With the UK in the grip of election fever, there is much discussion this week about differing methods of measuring voter intentions and why they give different results (here). So should we trust the opinion polls?

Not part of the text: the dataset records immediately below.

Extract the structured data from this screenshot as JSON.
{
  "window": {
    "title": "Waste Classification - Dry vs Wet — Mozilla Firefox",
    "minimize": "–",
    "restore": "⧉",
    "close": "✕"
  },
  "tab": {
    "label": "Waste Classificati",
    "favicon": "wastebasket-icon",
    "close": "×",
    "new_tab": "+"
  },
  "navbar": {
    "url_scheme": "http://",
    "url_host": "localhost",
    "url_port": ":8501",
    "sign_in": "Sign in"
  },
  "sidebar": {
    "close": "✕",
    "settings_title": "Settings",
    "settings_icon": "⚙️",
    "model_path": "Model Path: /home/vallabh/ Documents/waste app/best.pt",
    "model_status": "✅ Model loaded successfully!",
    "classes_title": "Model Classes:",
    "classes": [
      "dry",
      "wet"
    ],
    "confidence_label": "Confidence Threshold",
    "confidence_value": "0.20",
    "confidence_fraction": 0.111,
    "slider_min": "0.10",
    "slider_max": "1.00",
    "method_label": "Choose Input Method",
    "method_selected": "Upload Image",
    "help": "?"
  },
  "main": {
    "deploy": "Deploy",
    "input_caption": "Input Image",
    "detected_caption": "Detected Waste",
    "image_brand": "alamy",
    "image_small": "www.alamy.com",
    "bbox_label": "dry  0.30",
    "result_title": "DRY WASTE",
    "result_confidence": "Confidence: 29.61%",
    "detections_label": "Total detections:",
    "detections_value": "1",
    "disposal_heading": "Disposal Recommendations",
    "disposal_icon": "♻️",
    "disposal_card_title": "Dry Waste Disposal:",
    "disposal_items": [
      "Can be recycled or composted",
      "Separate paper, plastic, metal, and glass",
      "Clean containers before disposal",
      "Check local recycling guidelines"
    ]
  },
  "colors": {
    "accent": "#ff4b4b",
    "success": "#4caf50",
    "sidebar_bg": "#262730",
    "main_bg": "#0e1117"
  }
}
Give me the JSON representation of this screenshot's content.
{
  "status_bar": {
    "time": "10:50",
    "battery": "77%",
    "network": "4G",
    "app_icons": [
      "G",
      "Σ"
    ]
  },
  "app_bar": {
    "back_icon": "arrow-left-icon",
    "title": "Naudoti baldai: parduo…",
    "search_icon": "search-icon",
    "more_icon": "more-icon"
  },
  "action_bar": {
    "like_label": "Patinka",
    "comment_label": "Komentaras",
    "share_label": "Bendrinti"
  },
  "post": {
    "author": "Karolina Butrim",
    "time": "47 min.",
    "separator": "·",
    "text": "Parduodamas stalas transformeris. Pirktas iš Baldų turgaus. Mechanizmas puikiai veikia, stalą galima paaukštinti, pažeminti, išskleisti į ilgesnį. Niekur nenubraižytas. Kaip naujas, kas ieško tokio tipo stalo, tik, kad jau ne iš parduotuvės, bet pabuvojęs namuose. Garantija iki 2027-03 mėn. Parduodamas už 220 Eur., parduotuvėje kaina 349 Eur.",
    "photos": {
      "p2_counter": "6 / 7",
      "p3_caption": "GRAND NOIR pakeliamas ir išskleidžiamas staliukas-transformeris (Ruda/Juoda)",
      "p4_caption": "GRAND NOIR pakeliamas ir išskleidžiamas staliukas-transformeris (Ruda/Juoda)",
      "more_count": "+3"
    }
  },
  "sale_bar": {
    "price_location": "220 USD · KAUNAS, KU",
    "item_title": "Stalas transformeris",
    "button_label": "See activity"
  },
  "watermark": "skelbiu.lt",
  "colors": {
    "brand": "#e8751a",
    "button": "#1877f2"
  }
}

It’s certainly difficult to know whether we should. Even if an opinion poll is based on a random sample the numbers we get are subject to statistical uncertainty and this is reflected in a ‘margin of error’ (formally known as the confidence limit). Of course responsible pollsters report the margin of error when generalising the results to the population, but the fact of the matter is that most opinion polls are not truly random – every member of the population does not have an equal chance of being selected. Even those polls which select phone numbers using random dialing software are not truly random; many people don’t pick up the phone or refuse to take part in telephone surveys. And there are other concerns, for example, is the sample actually drawn from the correct population? There is a difference between the voting population and those who actually turn out to vote on voting day. Even if you screen respondents on whether they intend to vote, it could be that more people say they will vote than actually do. And finally, just to add to the pollsters woes, what about that thorny issue of response bias? Apparently, some people say they will vote for a particular candidate but change their mind when they get to the voting booth (who knew?).